- _Task description_
Check each line of the listing for the word "stats" and report the ones that have it.

- _Data extracts_
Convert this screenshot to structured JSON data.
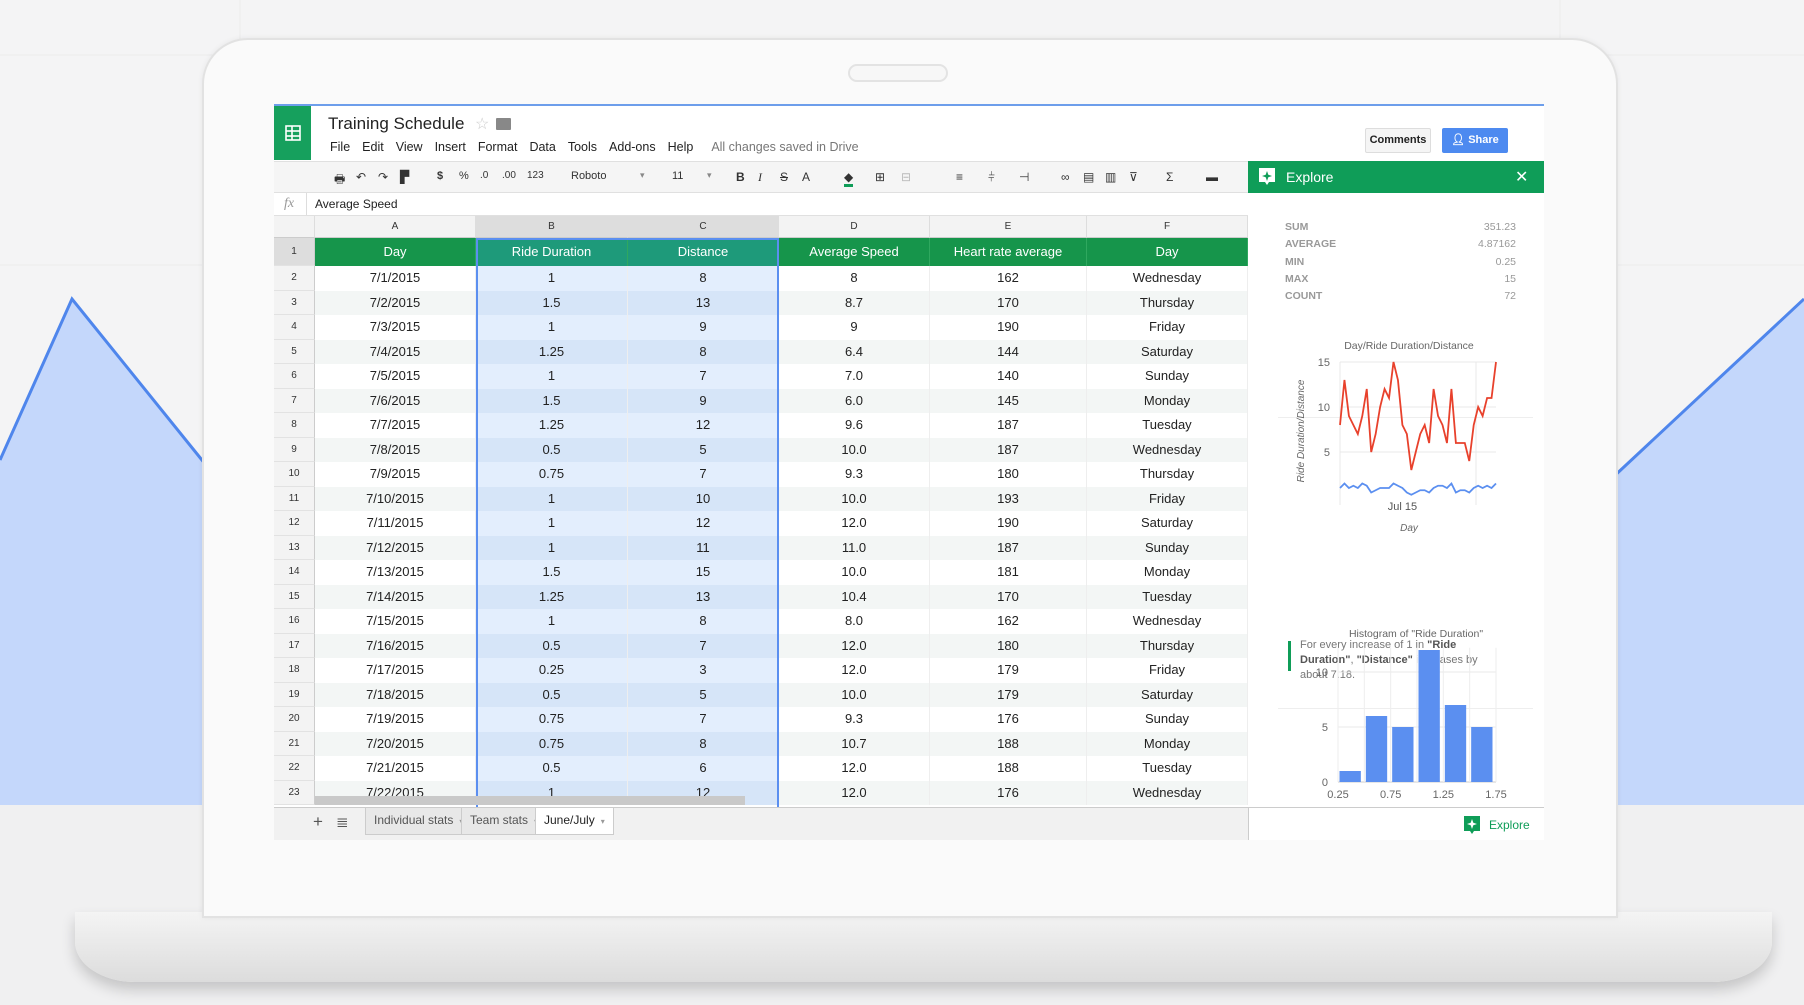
{
  "app": {
    "title": "Training Schedule",
    "save_status": "All changes saved in Drive",
    "menu": [
      "File",
      "Edit",
      "View",
      "Insert",
      "Format",
      "Data",
      "Tools",
      "Add-ons",
      "Help"
    ],
    "comments_label": "Comments",
    "share_label": "Share"
  },
  "toolbar": {
    "font": "Roboto",
    "font_size": "11",
    "currency": "$",
    "percent": "%",
    "decrease_decimal": ".0",
    "increase_decimal": ".00",
    "more_formats": "123",
    "bold": "B",
    "italic": "I",
    "strike": "S",
    "text_color": "A",
    "functions": "Σ"
  },
  "formula_bar": {
    "fx": "fx",
    "value": "Average Speed"
  },
  "grid": {
    "columns": [
      "A",
      "B",
      "C",
      "D",
      "E",
      "F"
    ],
    "headers": [
      "Day",
      "Ride Duration",
      "Distance",
      "Average Speed",
      "Heart rate average",
      "Day"
    ],
    "rows": [
      [
        "7/1/2015",
        "1",
        "8",
        "8",
        "162",
        "Wednesday"
      ],
      [
        "7/2/2015",
        "1.5",
        "13",
        "8.7",
        "170",
        "Thursday"
      ],
      [
        "7/3/2015",
        "1",
        "9",
        "9",
        "190",
        "Friday"
      ],
      [
        "7/4/2015",
        "1.25",
        "8",
        "6.4",
        "144",
        "Saturday"
      ],
      [
        "7/5/2015",
        "1",
        "7",
        "7.0",
        "140",
        "Sunday"
      ],
      [
        "7/6/2015",
        "1.5",
        "9",
        "6.0",
        "145",
        "Monday"
      ],
      [
        "7/7/2015",
        "1.25",
        "12",
        "9.6",
        "187",
        "Tuesday"
      ],
      [
        "7/8/2015",
        "0.5",
        "5",
        "10.0",
        "187",
        "Wednesday"
      ],
      [
        "7/9/2015",
        "0.75",
        "7",
        "9.3",
        "180",
        "Thursday"
      ],
      [
        "7/10/2015",
        "1",
        "10",
        "10.0",
        "193",
        "Friday"
      ],
      [
        "7/11/2015",
        "1",
        "12",
        "12.0",
        "190",
        "Saturday"
      ],
      [
        "7/12/2015",
        "1",
        "11",
        "11.0",
        "187",
        "Sunday"
      ],
      [
        "7/13/2015",
        "1.5",
        "15",
        "10.0",
        "181",
        "Monday"
      ],
      [
        "7/14/2015",
        "1.25",
        "13",
        "10.4",
        "170",
        "Tuesday"
      ],
      [
        "7/15/2015",
        "1",
        "8",
        "8.0",
        "162",
        "Wednesday"
      ],
      [
        "7/16/2015",
        "0.5",
        "7",
        "12.0",
        "180",
        "Thursday"
      ],
      [
        "7/17/2015",
        "0.25",
        "3",
        "12.0",
        "179",
        "Friday"
      ],
      [
        "7/18/2015",
        "0.5",
        "5",
        "10.0",
        "179",
        "Saturday"
      ],
      [
        "7/19/2015",
        "0.75",
        "7",
        "9.3",
        "176",
        "Sunday"
      ],
      [
        "7/20/2015",
        "0.75",
        "8",
        "10.7",
        "188",
        "Monday"
      ],
      [
        "7/21/2015",
        "0.5",
        "6",
        "12.0",
        "188",
        "Tuesday"
      ],
      [
        "7/22/2015",
        "1",
        "12",
        "12.0",
        "176",
        "Wednesday"
      ]
    ]
  },
  "sheet_tabs": [
    {
      "label": "Individual stats",
      "active": false
    },
    {
      "label": "Team stats",
      "active": false
    },
    {
      "label": "June/July",
      "active": true
    }
  ],
  "explore": {
    "title": "Explore",
    "stats": [
      {
        "label": "SUM",
        "value": "351.23"
      },
      {
        "label": "AVERAGE",
        "value": "4.87162"
      },
      {
        "label": "MIN",
        "value": "0.25"
      },
      {
        "label": "MAX",
        "value": "15"
      },
      {
        "label": "COUNT",
        "value": "72"
      }
    ],
    "insight_parts": [
      "For every increase of 1 in ",
      "\"Ride Duration\"",
      ", ",
      "\"Distance\"",
      " increases by about 7.18."
    ],
    "footer_label": "Explore"
  },
  "colors": {
    "brand_green": "#0f9d58",
    "header_green": "#16954b",
    "selection_blue": "#5b8ff0",
    "share_blue": "#4d8af0",
    "line_red": "#e8412c",
    "line_blue": "#5b8ff0",
    "bar_blue": "#5b8ff0"
  },
  "chart_data": [
    {
      "type": "line",
      "title": "Day/Ride Duration/Distance",
      "xlabel": "Day",
      "ylabel": "Ride Duration/Distance",
      "x_tick_labels": [
        "Jul 15"
      ],
      "y_ticks": [
        "5",
        "10",
        "15"
      ],
      "ylim": [
        0,
        15
      ],
      "grid": true,
      "x": [
        "7/1",
        "7/2",
        "7/3",
        "7/4",
        "7/5",
        "7/6",
        "7/7",
        "7/8",
        "7/9",
        "7/10",
        "7/11",
        "7/12",
        "7/13",
        "7/14",
        "7/15",
        "7/16",
        "7/17",
        "7/18",
        "7/19",
        "7/20",
        "7/21",
        "7/22",
        "7/23",
        "7/24",
        "7/25",
        "7/26",
        "7/27",
        "7/28",
        "7/29",
        "7/30",
        "7/31",
        "8/1",
        "8/2",
        "8/3",
        "8/4",
        "8/5"
      ],
      "series": [
        {
          "values": [
            8,
            13,
            9,
            8,
            7,
            9,
            12,
            5,
            7,
            10,
            12,
            11,
            15,
            13,
            8,
            7,
            3,
            5,
            7,
            8,
            6,
            12,
            9,
            8,
            6,
            12,
            6,
            6,
            6,
            4,
            8,
            10,
            9,
            11,
            11,
            15
          ]
        },
        {
          "values": [
            1,
            1.5,
            1,
            1.25,
            1,
            1.5,
            1.25,
            0.5,
            0.75,
            1,
            1,
            1,
            1.5,
            1.25,
            1,
            0.5,
            0.25,
            0.5,
            0.75,
            0.75,
            0.5,
            1,
            1.25,
            1.25,
            1,
            1.5,
            0.5,
            0.75,
            0.75,
            0.5,
            1,
            1.25,
            1,
            1.25,
            1,
            1.5
          ]
        }
      ]
    },
    {
      "type": "bar",
      "title": "Histogram of \"Ride Duration\"",
      "x_tick_labels": [
        "0.25",
        "0.75",
        "1.25",
        "1.75"
      ],
      "y_ticks": [
        "0",
        "5",
        "10"
      ],
      "categories": [
        "0.25-0.5",
        "0.5-0.75",
        "0.75-1",
        "1-1.25",
        "1.25-1.5",
        "1.5-1.75"
      ],
      "values": [
        1,
        6,
        5,
        12,
        7,
        5
      ],
      "ylim": [
        0,
        12
      ],
      "grid": true
    }
  ]
}
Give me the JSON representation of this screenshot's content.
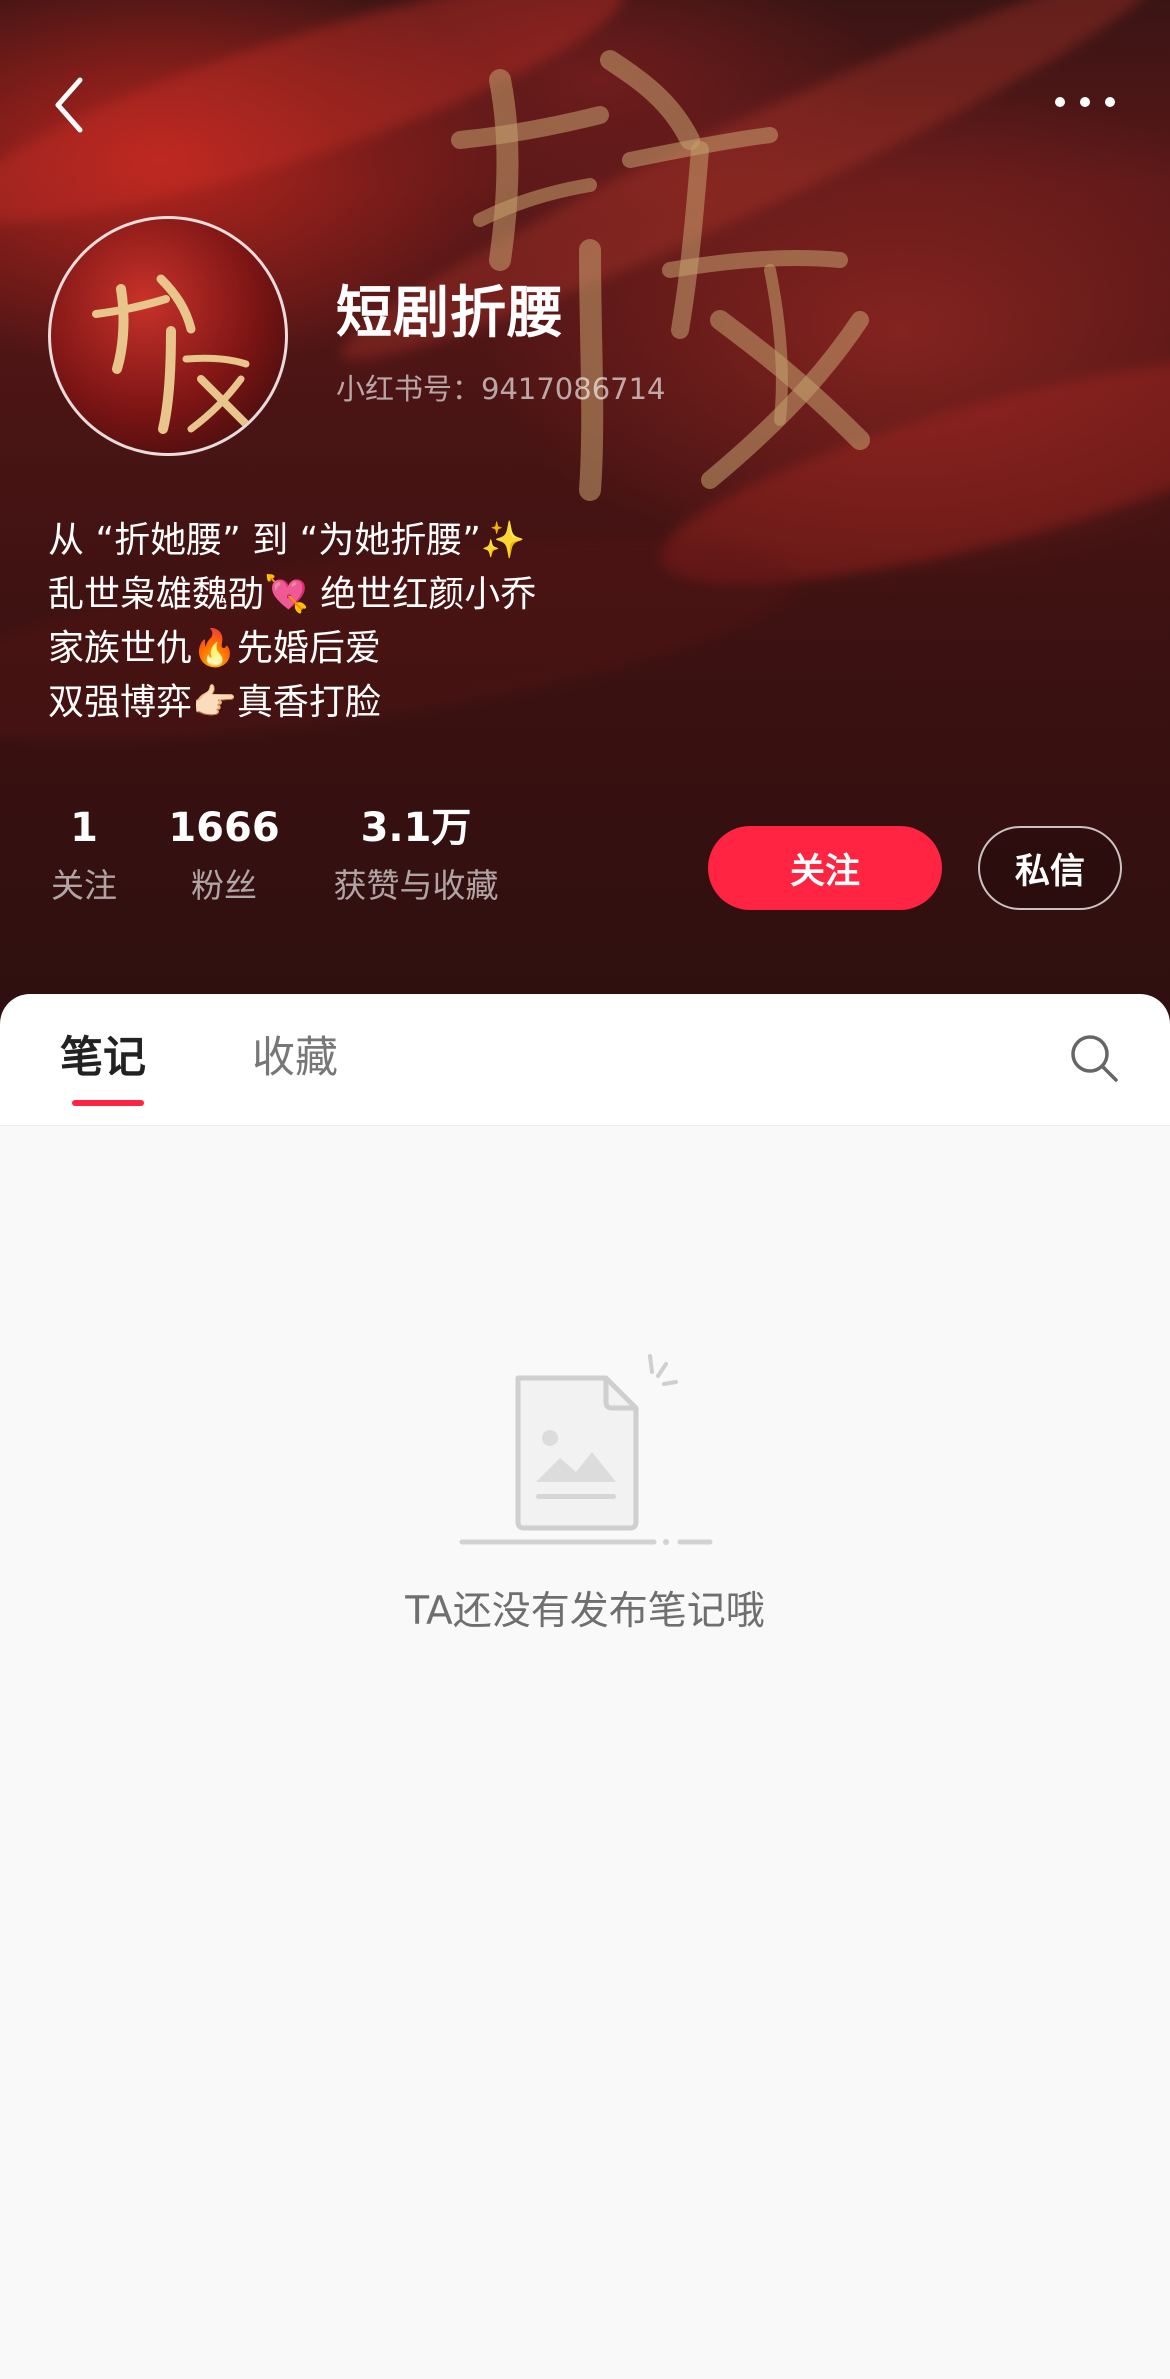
{
  "header": {
    "back_icon": "chevron-left-icon",
    "more_icon": "more-horizontal-icon"
  },
  "profile": {
    "name": "短剧折腰",
    "account_id": "小红书号：9417086714",
    "bio": [
      "从 “折她腰” 到 “为她折腰”✨",
      "乱世枭雄魏劭💘 绝世红颜小乔",
      "家族世仇🔥先婚后爱",
      "双强博弈👉🏻真香打脸"
    ]
  },
  "stats": {
    "following": {
      "value": "1",
      "label": "关注"
    },
    "followers": {
      "value": "1666",
      "label": "粉丝"
    },
    "likes": {
      "value": "3.1万",
      "label": "获赞与收藏"
    }
  },
  "actions": {
    "follow_label": "关注",
    "message_label": "私信"
  },
  "tabs": [
    {
      "label": "笔记",
      "active": true
    },
    {
      "label": "收藏",
      "active": false
    }
  ],
  "empty_state": {
    "message": "TA还没有发布笔记哦"
  },
  "colors": {
    "accent": "#ff2442",
    "banner_dark": "#3b1111",
    "background": "#f9f9f9"
  }
}
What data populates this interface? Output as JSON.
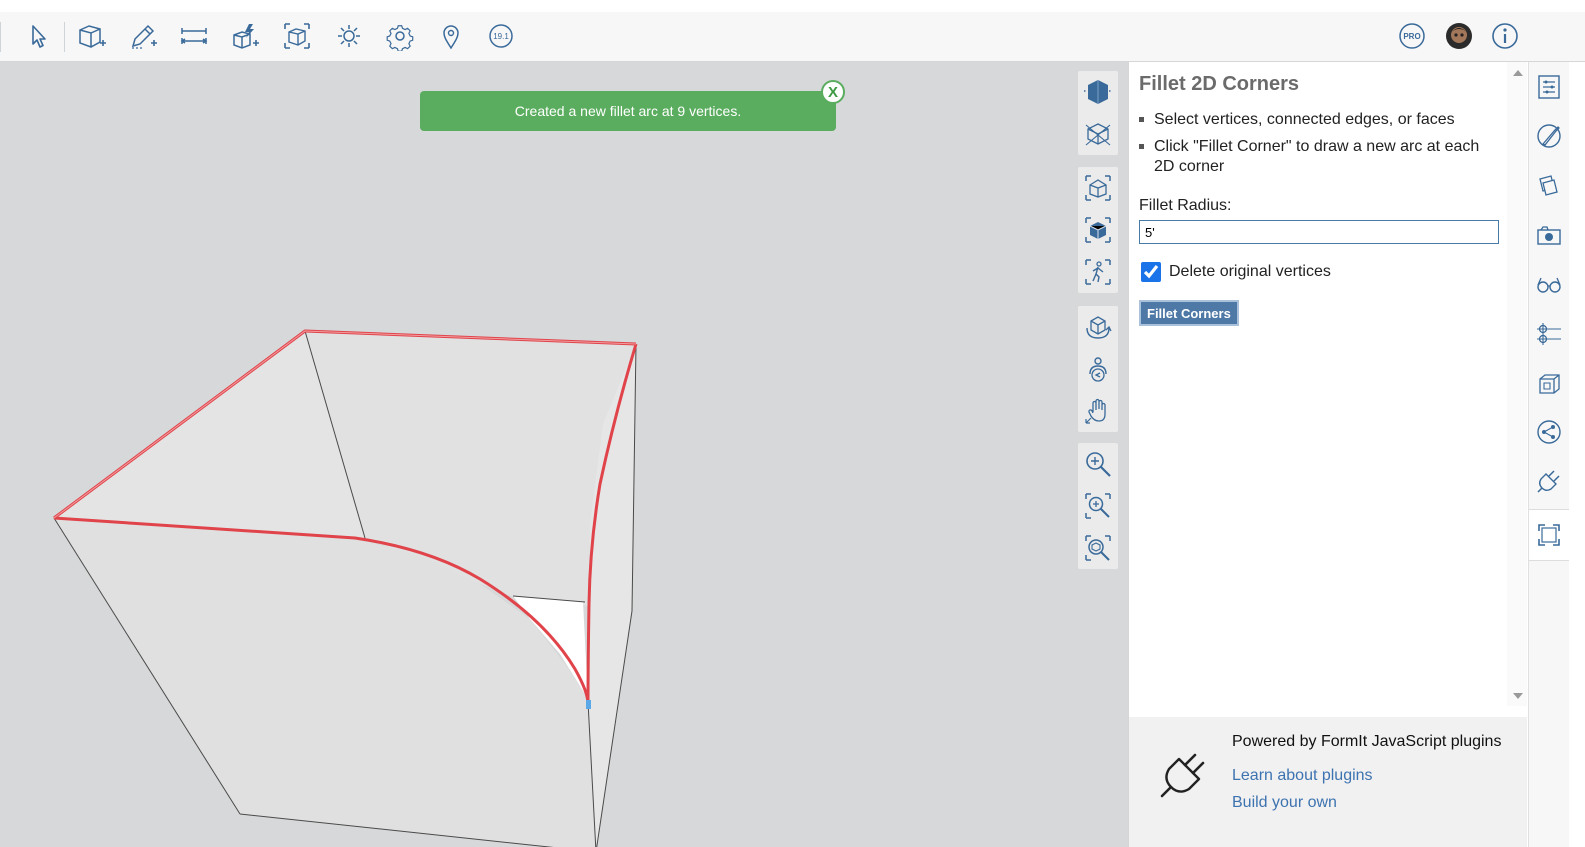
{
  "toolbar": {
    "items": [
      "select-tool",
      "solid-tools",
      "draw-tools",
      "measure-tools",
      "alter-tools",
      "group-tools",
      "lighting",
      "settings",
      "location",
      "version"
    ],
    "version_label": "19.1",
    "pro_label": "PRO"
  },
  "notification": {
    "message": "Created a new fillet arc at 9 vertices.",
    "close_label": "X"
  },
  "panel": {
    "title": "Fillet 2D Corners",
    "instructions": [
      "Select vertices, connected edges, or faces",
      "Click \"Fillet Corner\" to draw a new arc at each 2D corner"
    ],
    "radius_label": "Fillet Radius:",
    "radius_value": "5'",
    "delete_label": "Delete original vertices",
    "delete_checked": true,
    "button_label": "Fillet Corners"
  },
  "footer": {
    "powered": "Powered by FormIt JavaScript plugins",
    "learn": "Learn about plugins",
    "build": "Build your own"
  },
  "colors": {
    "accent": "#4e78a6",
    "success": "#5aad5e",
    "selection": "#e0444a",
    "link": "#3d73b0"
  }
}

- _Output for this exercise_
      "label": "Individual stats",
      "label": "Team stats",
    "stats": [
  "stats": {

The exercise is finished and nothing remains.